Clues are dead
February 2017, News, Cyber Security
Kaspersky Lab’s discovery in 2016 of an APT able to create new tools for each victim, has effectively killed off ‘Indicators of Compromise’ as a reliable means of detecting infection, according to the company’s Threat Predictions for 2017. The predictions are prepared annually by the company’s expert Global Research and Analysis Team (GReAT) and are based on its wide-ranging insight and expertise.
The decline of IoCs
Indicators of Compromise (IoCs) have long been an excellent way of sharing traits of known malware, allowing defenders to recognise an active infection. The discovery by GReAT of the ProjectSauron APT changed this. Analysis of the group revealed a bespoke malware platform where every feature was altered for each victim, rendering IoCs unreliable for detecting any other victim, unless accompanied by another measure, such as strong YARA1 rules.
The rise of ephemeral infections
In 2017, Kaspersky Lab also expects to see the appearance of memory-resident malware that has no interest in surviving beyond the first reboot that will wipe the infection from the machine memory. Such malware, intended for general reconnaissance and the collection of credentials, is likely to be deployed in highly sensitive environments by stealthy attackers keen to avoid arousing suspicion or discovery.
“These are dramatic developments, but defenders will not be left helpless. We believe that it is time to push for the wider adoption of good YARA rules. These will allow researchers to scan far-and-wide across an enterprise, inspect and identify traits in binaries at rest, and scan memory for fragments of known attacks. Ephemeral infections highlight the need for proactive and sophisticated heuristics in advanced anti-malware solutions,” said Juan Andrés Guerrero-Saade, senior security expert, Global Research and Analysis Team, Kaspersky Lab.
Other top threat predictions for 2017

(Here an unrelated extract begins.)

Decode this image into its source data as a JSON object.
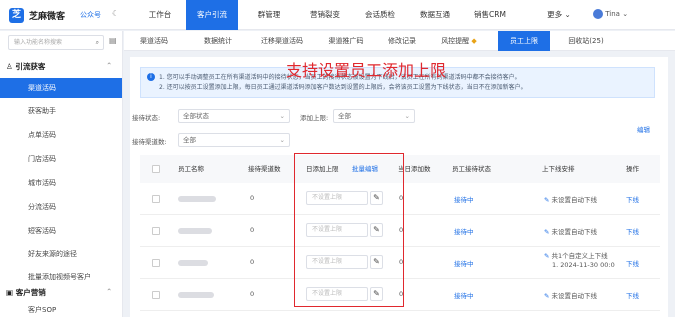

• Attribution will flounder among false flags: As cyber attacks come to play a greater role in international relations, attribution will become a central issue in determining a political course of action – such as retaliation. The pursuit of attribution could result in the risk of more criminals dumping infrastructure or proprietary tools on the open market, or opting for open-source and commercial malware, not to mention the widespread use of misdirection (generally known as false flags) to muddy the waters of attribution.
• The rise of information warfare: In 2016, the world started to take seriously the dumping of hacked information for aggressive purposes. Such attacks are likely to increase in 2017, and there is a risk that attackers will try to exploit people’s willingness to accept such data as fact by manipulating or selectively disclosing information. Alongside this, Kaspersky Lab expects to see a rise in vigilante hackers – hacking and dumping data, allegedly for the greater good.
• Growing vulnerability to cyber-sabotage: As critical infrastructure and manufacturing systems remain connected to the Internet, often with little or no protection – the temptation to damage or disrupt them could prove overwhelming for cyber attackers, particularly those with advanced skills, and during times of rising geopolitical tension.
• Espionage goes mobile: Kaspersky Lab expects to see more espionage campaigns targeted primarily at mobile, benefiting from the fact that the security industry can struggle to gain full access to mobile operating systems for forensic analysis.
• The commodification of financial attacks: Kaspersky Lab expects to see the ‘commodification’ of attacks along the lines of the 2016 SWIFT heists in 2016 – with specialised resources being offered for sale in underground forums or through as-a-service schemes.
• The compromise of payment systems: As payment systems become increasingly popular and common, Kaspersky Lab expects to see this matched by a greater criminal interest.
• The breakdown of ‘trust’ in ransomware: Kaspersky Lab also anticipates the continuing rise of ransomware, but with the unlikely trust relationship between the victim and their attacker – based on the assumption that payment will result in the return of data – damaged as a lesser grade of criminal decides to enter the space. This could be the turning point in people being prepared to pay up.
• Device integrity in an over-crowded Internet: As IoT device manufacturers continue to pump out unsecured devices that cause wide-scale problems, there is a risk that vigilante hackers could take matters into their own hands and disable as many devices as possible.
• The criminal appeal of digital advertising: Over the next year, we will see the kind of tracking and targeting tools increasingly used in advertising being used to monitor alleged activists and dissidents. Similarly, ad networks – which provide excellent target profiling through a combination of IPs, browser fingerprinting, browsing interest and login selectivity – will be used by advanced cyber espionage actors keen to precisely hit targets while protecting their latest toolkits.
The full text of the report Kaspersky Lab Threat Predictions for 2017 is available on https://securelist.com
1 YARA is a tool for uncovering malicious files or patterns of suspicious activity on systems or networks, which share similarities. YARA rules – basically search strings – help analysts to find, group, and categorise related malware samples and draw connections between them in order to build malware families and uncover groups of attacks that might otherwise go unnoticed.